▸ **Try it**
Where a record contains an image, leave the image out and print the rest exactly.

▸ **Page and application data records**
○ ○ ○ ○ ○
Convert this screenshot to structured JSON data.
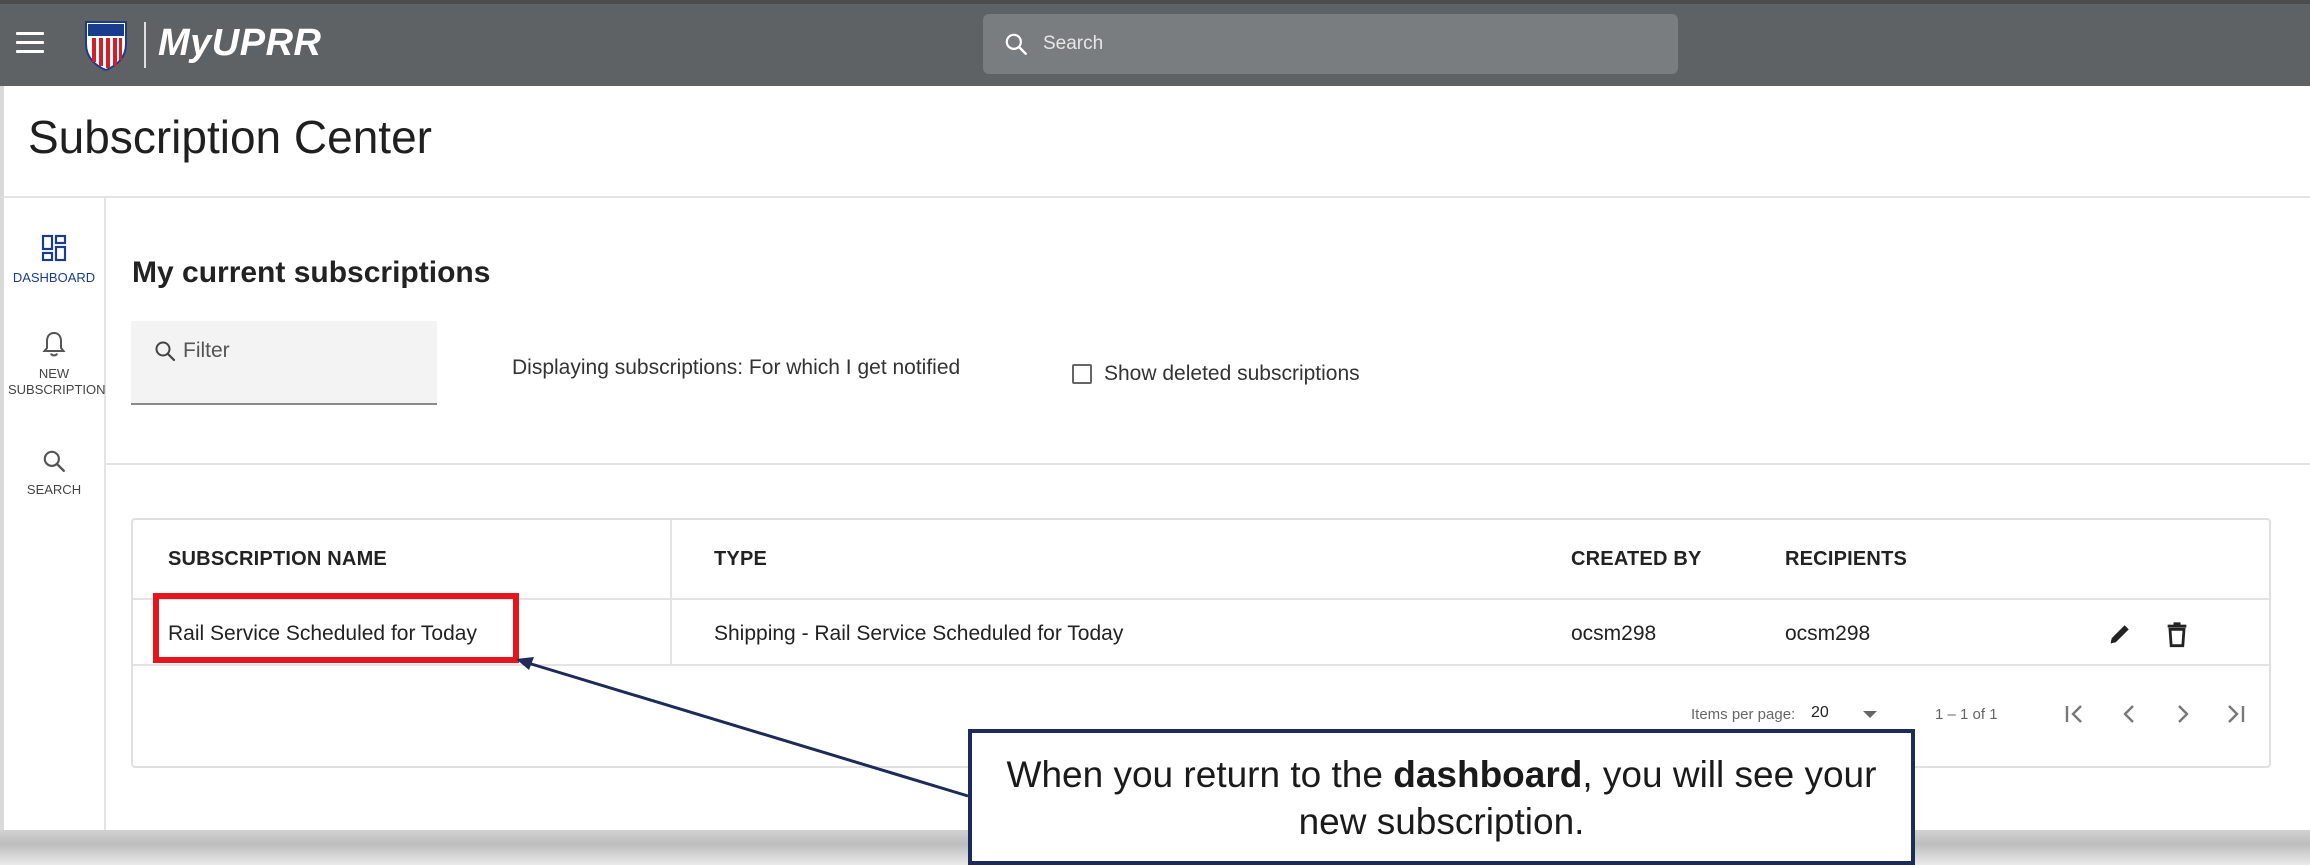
{
  "header": {
    "brand": "MyUPRR",
    "search_placeholder": "Search"
  },
  "page": {
    "title": "Subscription Center"
  },
  "rail": {
    "items": [
      {
        "label": "DASHBOARD",
        "icon": "dashboard-icon",
        "active": true
      },
      {
        "label": "NEW SUBSCRIPTION",
        "icon": "bell-icon",
        "active": false
      },
      {
        "label": "SEARCH",
        "icon": "search-icon",
        "active": false
      }
    ]
  },
  "main": {
    "section_title": "My current subscriptions",
    "filter_placeholder": "Filter",
    "displaying_text": "Displaying subscriptions: For which I get notified",
    "show_deleted_label": "Show deleted subscriptions",
    "show_deleted_checked": false
  },
  "table": {
    "columns": [
      "SUBSCRIPTION NAME",
      "TYPE",
      "CREATED BY",
      "RECIPIENTS"
    ],
    "rows": [
      {
        "name": "Rail Service Scheduled for Today",
        "type": "Shipping - Rail Service Scheduled for Today",
        "created_by": "ocsm298",
        "recipients": "ocsm298"
      }
    ],
    "paginator": {
      "items_per_page_label": "Items per page:",
      "items_per_page_value": "20",
      "range": "1 – 1 of 1"
    }
  },
  "callout": {
    "text_before": "When you return to the ",
    "text_bold": "dashboard",
    "text_after": ", you will see your new subscription."
  },
  "colors": {
    "topbar": "#5f6264",
    "highlight": "#e8141b",
    "callout_border": "#1c2b5a",
    "active_rail": "#1a3c8c"
  }
}
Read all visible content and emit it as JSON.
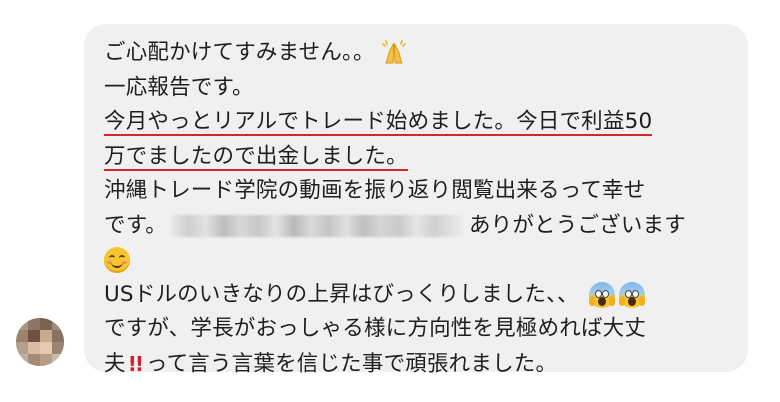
{
  "message": {
    "line1": "ご心配かけてすみません。。",
    "line2": "一応報告です。",
    "line3": "今月やっとリアルでトレード始めました。今日で利益50",
    "line4": "万でましたので出金しました。",
    "line5": "沖縄トレード学院の動画を振り返り閲覧出来るって幸せ",
    "line6_a": "です。",
    "line6_b": "ありがとうございます",
    "line8": "USドルのいきなりの上昇はびっくりしました、、",
    "line9": "ですが、学長がおっしゃる様に方向性を見極めれば大丈",
    "line10_a": "夫",
    "line10_b": "って言う言葉を信じた事で頑張れました。"
  },
  "icons": {
    "emoji_1": "folded-hands-icon",
    "emoji_2": "smiling-face-icon",
    "emoji_3": "face-screaming-in-fear-icon",
    "emoji_4": "double-exclamation-icon"
  },
  "colors": {
    "bubble": "#f0f0f0",
    "text": "#1c1e21",
    "underline": "#d7262b",
    "exclamation": "#d0202b"
  }
}
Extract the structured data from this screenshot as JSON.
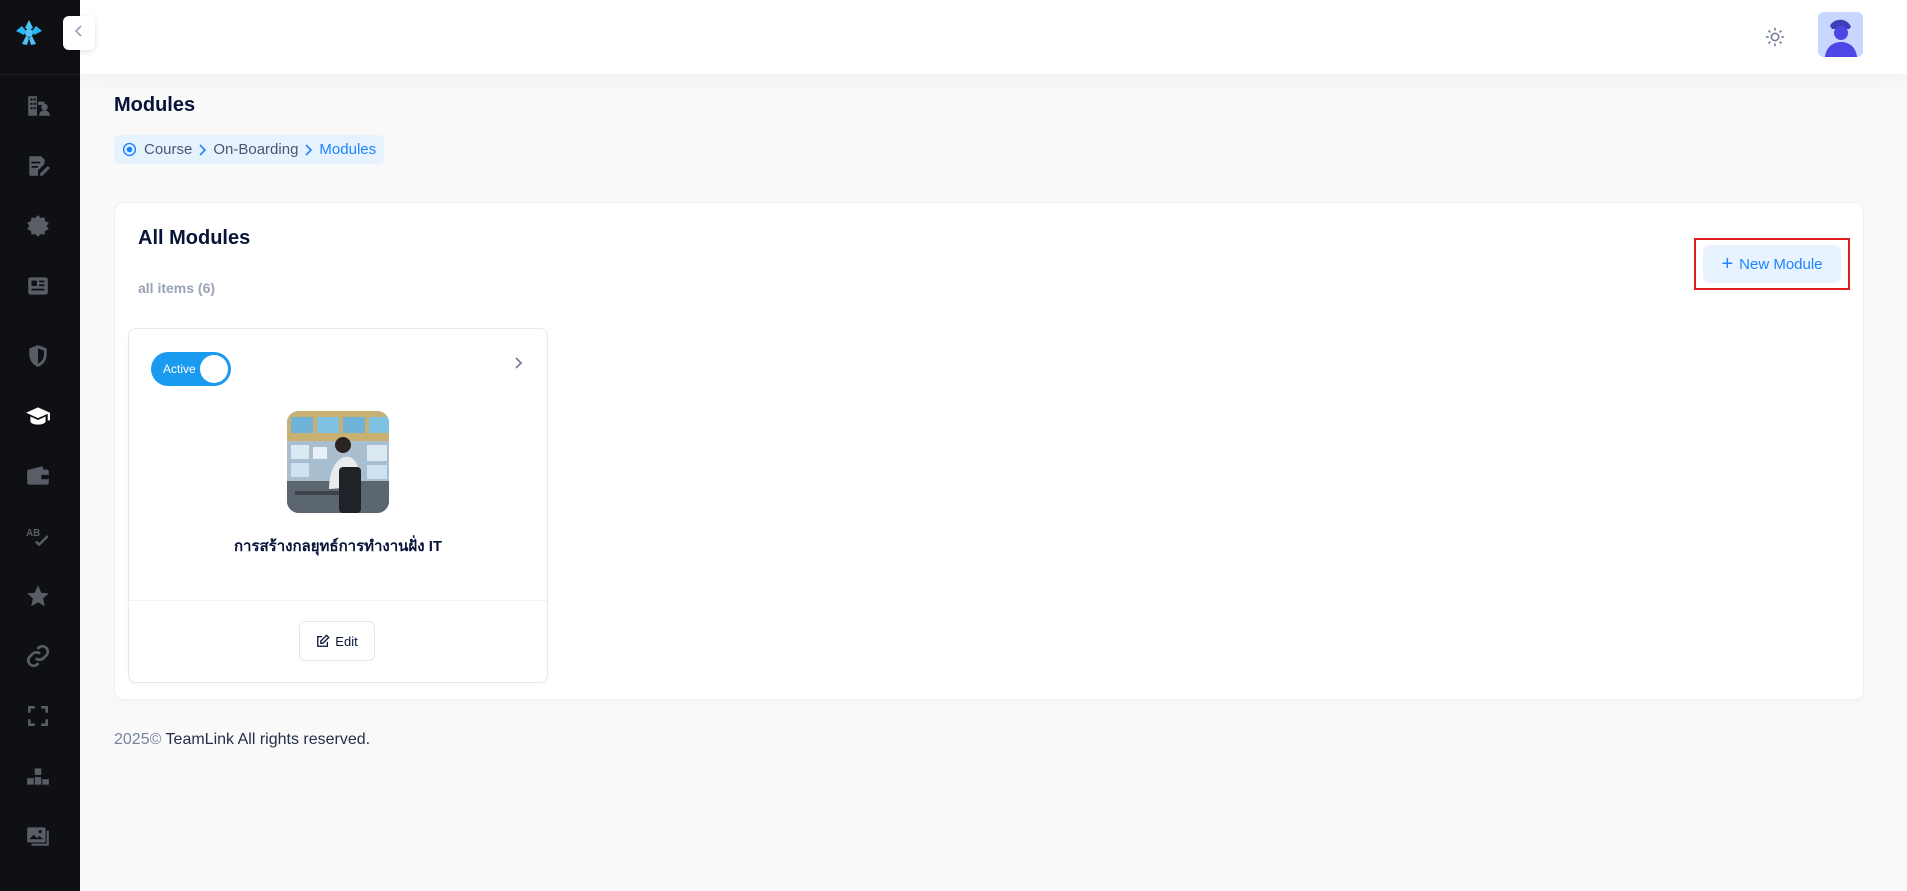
{
  "colors": {
    "sidebar_bg": "#0f1014",
    "accent": "#1b84ff",
    "toggle_on": "#1b9bf0",
    "highlight_border": "#e11d1d"
  },
  "sidebar": {
    "logo_icon": "teamlink-logo-icon",
    "items": [
      {
        "icon": "building-users-icon"
      },
      {
        "icon": "edit-document-icon"
      },
      {
        "icon": "badge-icon"
      },
      {
        "icon": "newspaper-icon"
      },
      {
        "icon": "shield-icon"
      },
      {
        "icon": "graduation-cap-icon",
        "active": true
      },
      {
        "icon": "wallet-icon"
      },
      {
        "icon": "spellcheck-icon"
      },
      {
        "icon": "star-icon"
      },
      {
        "icon": "link-icon"
      },
      {
        "icon": "fullscreen-icon"
      },
      {
        "icon": "leaderboard-icon"
      },
      {
        "icon": "gallery-icon"
      }
    ]
  },
  "header": {
    "theme_icon": "sun-icon",
    "avatar_icon": "user-avatar"
  },
  "page": {
    "title": "Modules",
    "breadcrumb": {
      "items": [
        "Course",
        "On-Boarding"
      ],
      "active": "Modules"
    }
  },
  "main": {
    "title": "All Modules",
    "subtitle": "all items (6)",
    "new_button_label": "New Module",
    "modules": [
      {
        "status": "Active",
        "title": "การสร้างกลยุทธ์การทำงานฝั่ง IT",
        "edit_label": "Edit"
      }
    ]
  },
  "footer": {
    "year": "2025©",
    "text": " TeamLink All rights reserved."
  }
}
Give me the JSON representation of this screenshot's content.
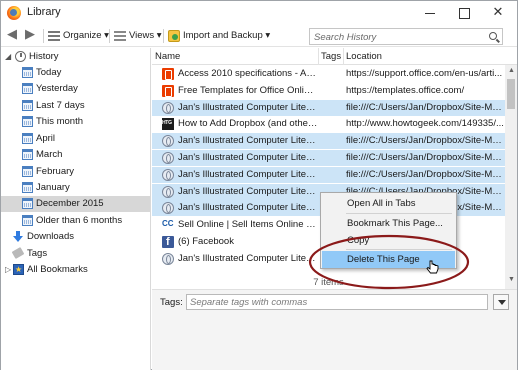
{
  "window": {
    "title": "Library",
    "controls": {
      "minimize": "",
      "maximize": "",
      "close": "✕"
    }
  },
  "toolbar": {
    "back_icon": "arrow-left-icon",
    "forward_icon": "arrow-right-icon",
    "organize_label": "Organize ▾",
    "views_label": "Views ▾",
    "import_label": "Import and Backup ▾",
    "search_placeholder": "Search History"
  },
  "sidebar": {
    "history": {
      "label": "History",
      "twisty": "◢",
      "icon": "history-icon"
    },
    "history_items": [
      {
        "label": "Today"
      },
      {
        "label": "Yesterday"
      },
      {
        "label": "Last 7 days"
      },
      {
        "label": "This month"
      },
      {
        "label": "April"
      },
      {
        "label": "March"
      },
      {
        "label": "February"
      },
      {
        "label": "January"
      },
      {
        "label": "December 2015",
        "selected": true
      },
      {
        "label": "Older than 6 months"
      }
    ],
    "downloads": {
      "label": "Downloads",
      "icon": "download-icon"
    },
    "tags": {
      "label": "Tags",
      "icon": "tag-icon"
    },
    "bookmarks": {
      "label": "All Bookmarks",
      "twisty": "▷",
      "icon": "bookmarks-icon"
    }
  },
  "list": {
    "columns": {
      "name": "Name",
      "tags": "Tags",
      "location": "Location"
    },
    "rows": [
      {
        "name": "Access 2010 specifications - Access",
        "location": "https://support.office.com/en-us/arti...",
        "favicon": "office-icon",
        "selected": false
      },
      {
        "name": "Free Templates for Office Online ...",
        "location": "https://templates.office.com/",
        "favicon": "office-icon",
        "selected": false
      },
      {
        "name": "Jan's Illustrated Computer Litera...",
        "location": "file:///C:/Users/Jan/Dropbox/Site-Mo...",
        "favicon": "globe-icon",
        "selected": true
      },
      {
        "name": "How to Add Dropbox (and other ...",
        "location": "http://www.howtogeek.com/149335/...",
        "favicon": "htg-icon",
        "selected": false
      },
      {
        "name": "Jan's Illustrated Computer Litera...",
        "location": "file:///C:/Users/Jan/Dropbox/Site-Mo...",
        "favicon": "globe-icon",
        "selected": true
      },
      {
        "name": "Jan's Illustrated Computer Litera...",
        "location": "file:///C:/Users/Jan/Dropbox/Site-Mo...",
        "favicon": "globe-icon",
        "selected": true
      },
      {
        "name": "Jan's Illustrated Computer Litera...",
        "location": "file:///C:/Users/Jan/Dropbox/Site-Mo...",
        "favicon": "globe-icon",
        "selected": true
      },
      {
        "name": "Jan's Illustrated Computer Litera...",
        "location": "file:///C:/Users/Jan/Dropbox/Site-Mo...",
        "favicon": "globe-icon",
        "selected": true
      },
      {
        "name": "Jan's Illustrated Computer Litera...",
        "location": "file:///C:/Users/Jan/Dropbox/Site-Mo...",
        "favicon": "globe-icon",
        "selected": true
      },
      {
        "name": "Sell Online | Sell Items Online | Ac...",
        "location": "",
        "favicon": "cc-icon",
        "selected": false
      },
      {
        "name": "(6) Facebook",
        "location": "",
        "favicon": "facebook-icon",
        "selected": false
      },
      {
        "name": "Jan's Illustrated Computer Litera...",
        "location": "",
        "favicon": "globe-icon",
        "selected": false
      }
    ],
    "items_count": "7 items"
  },
  "details": {
    "tags_label": "Tags:",
    "tags_placeholder": "Separate tags with commas"
  },
  "context_menu": {
    "items": [
      {
        "label": "Open All in Tabs"
      },
      {
        "label": "Bookmark This Page..."
      },
      {
        "label": "Copy"
      },
      {
        "label": "Delete This Page",
        "active": true
      }
    ]
  },
  "colors": {
    "selection": "#cce4f7",
    "menu_highlight": "#91c9f7",
    "annotation": "#8b1a1a"
  }
}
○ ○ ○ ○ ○
▸ **Exercise result**
Convert this screenshot to structured JSON data.
{
  "header": {
    "brand": "MyUPRR",
    "search_placeholder": "Search"
  },
  "page": {
    "title": "Subscription Center"
  },
  "rail": {
    "items": [
      {
        "label": "DASHBOARD",
        "icon": "dashboard-icon",
        "active": true
      },
      {
        "label": "NEW SUBSCRIPTION",
        "icon": "bell-icon",
        "active": false
      },
      {
        "label": "SEARCH",
        "icon": "search-icon",
        "active": false
      }
    ]
  },
  "main": {
    "section_title": "My current subscriptions",
    "filter_placeholder": "Filter",
    "displaying_text": "Displaying subscriptions: For which I get notified",
    "show_deleted_label": "Show deleted subscriptions",
    "show_deleted_checked": false
  },
  "table": {
    "columns": [
      "SUBSCRIPTION NAME",
      "TYPE",
      "CREATED BY",
      "RECIPIENTS"
    ],
    "rows": [
      {
        "name": "Rail Service Scheduled for Today",
        "type": "Shipping - Rail Service Scheduled for Today",
        "created_by": "ocsm298",
        "recipients": "ocsm298"
      }
    ],
    "paginator": {
      "items_per_page_label": "Items per page:",
      "items_per_page_value": "20",
      "range": "1 – 1 of 1"
    }
  },
  "callout": {
    "text_before": "When you return to the ",
    "text_bold": "dashboard",
    "text_after": ", you will see your new subscription."
  },
  "colors": {
    "topbar": "#5f6264",
    "highlight": "#e8141b",
    "callout_border": "#1c2b5a",
    "active_rail": "#1a3c8c"
  }
}
Read all visible content and emit it as JSON.
{
  "message": {
    "line1": "ご心配かけてすみません。。",
    "line2": "一応報告です。",
    "line3": "今月やっとリアルでトレード始めました。今日で利益50",
    "line4": "万でましたので出金しました。",
    "line5": "沖縄トレード学院の動画を振り返り閲覧出来るって幸せ",
    "line6_a": "です。",
    "line6_b": "ありがとうございます",
    "line8": "USドルのいきなりの上昇はびっくりしました、、",
    "line9": "ですが、学長がおっしゃる様に方向性を見極めれば大丈",
    "line10_a": "夫",
    "line10_b": "って言う言葉を信じた事で頑張れました。"
  },
  "icons": {
    "emoji_1": "folded-hands-icon",
    "emoji_2": "smiling-face-icon",
    "emoji_3": "face-screaming-in-fear-icon",
    "emoji_4": "double-exclamation-icon"
  },
  "colors": {
    "bubble": "#f0f0f0",
    "text": "#1c1e21",
    "underline": "#d7262b",
    "exclamation": "#d0202b"
  }
}
Extract the structured data from this screenshot as JSON.
{
  "colors": {
    "sidebar_bg": "#0f1014",
    "accent": "#1b84ff",
    "toggle_on": "#1b9bf0",
    "highlight_border": "#e11d1d"
  },
  "sidebar": {
    "logo_icon": "teamlink-logo-icon",
    "items": [
      {
        "icon": "building-users-icon"
      },
      {
        "icon": "edit-document-icon"
      },
      {
        "icon": "badge-icon"
      },
      {
        "icon": "newspaper-icon"
      },
      {
        "icon": "shield-icon"
      },
      {
        "icon": "graduation-cap-icon",
        "active": true
      },
      {
        "icon": "wallet-icon"
      },
      {
        "icon": "spellcheck-icon"
      },
      {
        "icon": "star-icon"
      },
      {
        "icon": "link-icon"
      },
      {
        "icon": "fullscreen-icon"
      },
      {
        "icon": "leaderboard-icon"
      },
      {
        "icon": "gallery-icon"
      }
    ]
  },
  "header": {
    "theme_icon": "sun-icon",
    "avatar_icon": "user-avatar"
  },
  "page": {
    "title": "Modules",
    "breadcrumb": {
      "items": [
        "Course",
        "On-Boarding"
      ],
      "active": "Modules"
    }
  },
  "main": {
    "title": "All Modules",
    "subtitle": "all items (6)",
    "new_button_label": "New Module",
    "modules": [
      {
        "status": "Active",
        "title": "การสร้างกลยุทธ์การทำงานฝั่ง IT",
        "edit_label": "Edit"
      }
    ]
  },
  "footer": {
    "year": "2025©",
    "text": " TeamLink All rights reserved."
  }
}
Give me the JSON representation of this screenshot's content.
{
  "window": {
    "title": "Library",
    "controls": {
      "minimize": "",
      "maximize": "",
      "close": "✕"
    }
  },
  "toolbar": {
    "back_icon": "arrow-left-icon",
    "forward_icon": "arrow-right-icon",
    "organize_label": "Organize ▾",
    "views_label": "Views ▾",
    "import_label": "Import and Backup ▾",
    "search_placeholder": "Search History"
  },
  "sidebar": {
    "history": {
      "label": "History",
      "twisty": "◢",
      "icon": "history-icon"
    },
    "history_items": [
      {
        "label": "Today"
      },
      {
        "label": "Yesterday"
      },
      {
        "label": "Last 7 days"
      },
      {
        "label": "This month"
      },
      {
        "label": "April"
      },
      {
        "label": "March"
      },
      {
        "label": "February"
      },
      {
        "label": "January"
      },
      {
        "label": "December 2015",
        "selected": true
      },
      {
        "label": "Older than 6 months"
      }
    ],
    "downloads": {
      "label": "Downloads",
      "icon": "download-icon"
    },
    "tags": {
      "label": "Tags",
      "icon": "tag-icon"
    },
    "bookmarks": {
      "label": "All Bookmarks",
      "twisty": "▷",
      "icon": "bookmarks-icon"
    }
  },
  "list": {
    "columns": {
      "name": "Name",
      "tags": "Tags",
      "location": "Location"
    },
    "rows": [
      {
        "name": "Access 2010 specifications - Access",
        "location": "https://support.office.com/en-us/arti...",
        "favicon": "office-icon",
        "selected": false
      },
      {
        "name": "Free Templates for Office Online ...",
        "location": "https://templates.office.com/",
        "favicon": "office-icon",
        "selected": false
      },
      {
        "name": "Jan's Illustrated Computer Litera...",
        "location": "file:///C:/Users/Jan/Dropbox/Site-Mo...",
        "favicon": "globe-icon",
        "selected": true
      },
      {
        "name": "How to Add Dropbox (and other ...",
        "location": "http://www.howtogeek.com/149335/...",
        "favicon": "htg-icon",
        "selected": false
      },
      {
        "name": "Jan's Illustrated Computer Litera...",
        "location": "file:///C:/Users/Jan/Dropbox/Site-Mo...",
        "favicon": "globe-icon",
        "selected": true
      },
      {
        "name": "Jan's Illustrated Computer Litera...",
        "location": "file:///C:/Users/Jan/Dropbox/Site-Mo...",
        "favicon": "globe-icon",
        "selected": true
      },
      {
        "name": "Jan's Illustrated Computer Litera...",
        "location": "file:///C:/Users/Jan/Dropbox/Site-Mo...",
        "favicon": "globe-icon",
        "selected": true
      },
      {
        "name": "Jan's Illustrated Computer Litera...",
        "location": "file:///C:/Users/Jan/Dropbox/Site-Mo...",
        "favicon": "globe-icon",
        "selected": true
      },
      {
        "name": "Jan's Illustrated Computer Litera...",
        "location": "file:///C:/Users/Jan/Dropbox/Site-Mo...",
        "favicon": "globe-icon",
        "selected": true
      },
      {
        "name": "Sell Online | Sell Items Online | Ac...",
        "location": "",
        "favicon": "cc-icon",
        "selected": false
      },
      {
        "name": "(6) Facebook",
        "location": "",
        "favicon": "facebook-icon",
        "selected": false
      },
      {
        "name": "Jan's Illustrated Computer Litera...",
        "location": "",
        "favicon": "globe-icon",
        "selected": false
      }
    ],
    "items_count": "7 items"
  },
  "details": {
    "tags_label": "Tags:",
    "tags_placeholder": "Separate tags with commas"
  },
  "context_menu": {
    "items": [
      {
        "label": "Open All in Tabs"
      },
      {
        "label": "Bookmark This Page..."
      },
      {
        "label": "Copy"
      },
      {
        "label": "Delete This Page",
        "active": true
      }
    ]
  },
  "colors": {
    "selection": "#cce4f7",
    "menu_highlight": "#91c9f7",
    "annotation": "#8b1a1a"
  }
}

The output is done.